Immediately north east of the terminus at Fenny Fields Bridge an industrial community was founded at Park Bridge and a tramway, which included a small-bore tunnel 150 yards (140 m) long, connected the two together. This community was founded in 1783 by Samuel Lees to make rollers for the textile industry. This community expanded rapidly as the demand for textile machinery increased. Following the premature death of Samuel in 1804 the factory was successfully run by his widow Hannah Lees née Buckley and in later years the company was renamed Hannah Lees & Sons in her honour. The last part of this works closed in 1963 due to the decline in the textile industry.

Fairbottom Branch

Around 1800, water was being supplied to this canal by Fairbottom Bobs, a Newcomen engine working for mine drainage.[1]

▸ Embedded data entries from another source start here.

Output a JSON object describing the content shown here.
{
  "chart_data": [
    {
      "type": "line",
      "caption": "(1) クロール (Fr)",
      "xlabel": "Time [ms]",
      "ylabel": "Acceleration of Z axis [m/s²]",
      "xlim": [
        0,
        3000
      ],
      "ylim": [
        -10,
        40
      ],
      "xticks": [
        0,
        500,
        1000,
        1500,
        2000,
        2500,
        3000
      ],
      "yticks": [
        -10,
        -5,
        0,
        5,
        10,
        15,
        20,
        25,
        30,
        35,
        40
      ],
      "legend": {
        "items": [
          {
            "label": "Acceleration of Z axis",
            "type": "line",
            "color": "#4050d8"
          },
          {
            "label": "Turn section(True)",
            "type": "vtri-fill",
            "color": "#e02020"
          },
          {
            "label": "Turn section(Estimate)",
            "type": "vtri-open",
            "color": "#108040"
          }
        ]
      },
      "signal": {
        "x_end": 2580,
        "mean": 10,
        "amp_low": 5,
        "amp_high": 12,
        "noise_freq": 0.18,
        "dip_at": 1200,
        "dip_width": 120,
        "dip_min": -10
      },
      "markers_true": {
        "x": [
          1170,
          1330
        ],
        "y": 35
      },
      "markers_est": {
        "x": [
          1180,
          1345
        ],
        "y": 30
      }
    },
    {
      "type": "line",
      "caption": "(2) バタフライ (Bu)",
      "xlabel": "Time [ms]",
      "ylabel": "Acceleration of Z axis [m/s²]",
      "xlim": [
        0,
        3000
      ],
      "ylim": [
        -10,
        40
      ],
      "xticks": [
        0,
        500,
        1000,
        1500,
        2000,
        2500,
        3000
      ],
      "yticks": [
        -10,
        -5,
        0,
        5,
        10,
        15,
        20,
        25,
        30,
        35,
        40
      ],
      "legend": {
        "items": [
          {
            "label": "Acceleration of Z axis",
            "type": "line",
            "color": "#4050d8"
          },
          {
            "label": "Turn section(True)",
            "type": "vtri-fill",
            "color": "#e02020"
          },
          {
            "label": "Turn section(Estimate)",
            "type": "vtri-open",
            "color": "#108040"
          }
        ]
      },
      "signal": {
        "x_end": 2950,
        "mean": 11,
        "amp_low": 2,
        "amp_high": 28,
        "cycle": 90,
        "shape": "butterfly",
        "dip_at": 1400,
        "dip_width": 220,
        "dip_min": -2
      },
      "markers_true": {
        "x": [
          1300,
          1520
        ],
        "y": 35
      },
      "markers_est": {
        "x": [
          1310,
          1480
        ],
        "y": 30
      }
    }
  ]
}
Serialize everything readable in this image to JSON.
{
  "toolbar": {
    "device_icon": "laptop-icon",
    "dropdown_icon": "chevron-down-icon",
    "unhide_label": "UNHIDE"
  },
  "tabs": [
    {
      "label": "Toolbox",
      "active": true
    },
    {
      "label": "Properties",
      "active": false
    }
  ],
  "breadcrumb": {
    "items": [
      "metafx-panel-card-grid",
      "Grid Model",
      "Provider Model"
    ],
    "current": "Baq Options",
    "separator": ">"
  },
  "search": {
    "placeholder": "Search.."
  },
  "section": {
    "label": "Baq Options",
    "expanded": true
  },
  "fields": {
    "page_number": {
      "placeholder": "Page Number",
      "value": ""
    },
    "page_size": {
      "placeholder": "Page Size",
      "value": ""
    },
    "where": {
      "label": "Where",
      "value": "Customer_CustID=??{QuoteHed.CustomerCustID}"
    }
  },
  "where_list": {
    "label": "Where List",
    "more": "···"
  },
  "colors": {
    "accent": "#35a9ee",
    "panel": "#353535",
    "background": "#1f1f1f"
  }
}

At first, waggon haulage on the tramway was by means of horses but early in the 1840s a steam locomotive called ‘The Ashtonian’ replaced them. Because of the narrow-bore tunnel, the driver needed to be of short stature and even then he had to kneel down to pass through the tunnel. The locomotive’s funnel also had to be removed. This tramway remained operational into the 1880s.

In the early 1930s two leakages occurred that made it necessary to lower the water level in the canal and this, coupled with mining subsidence, caused its unofficial closure in 1932. By 1948 the canal was completely unnavigable but it did remain in water.

Much of the line of the former canal remained intact and there are now plans to re-open part of it again as an amenity canal along with much of the Hollinwood Branch Canal.

See also[edit]

References[edit]

  1. ^ Nevell, Michael; Roberts, John; Champness, Bernard (2004). "Excavating the Iconic: The Rediscovery of the Fairbottom Bobs Colliery Pumping Engine". Industrial Archaeology Review. XXVI (2): 87–88. doi:10.1179/iar.2004.26.2.83. 

External links[edit]

Coordinates: 53°30′21″N 2°07′20″W / 53.5058°N 2.1222°W / 53.5058; -2.1222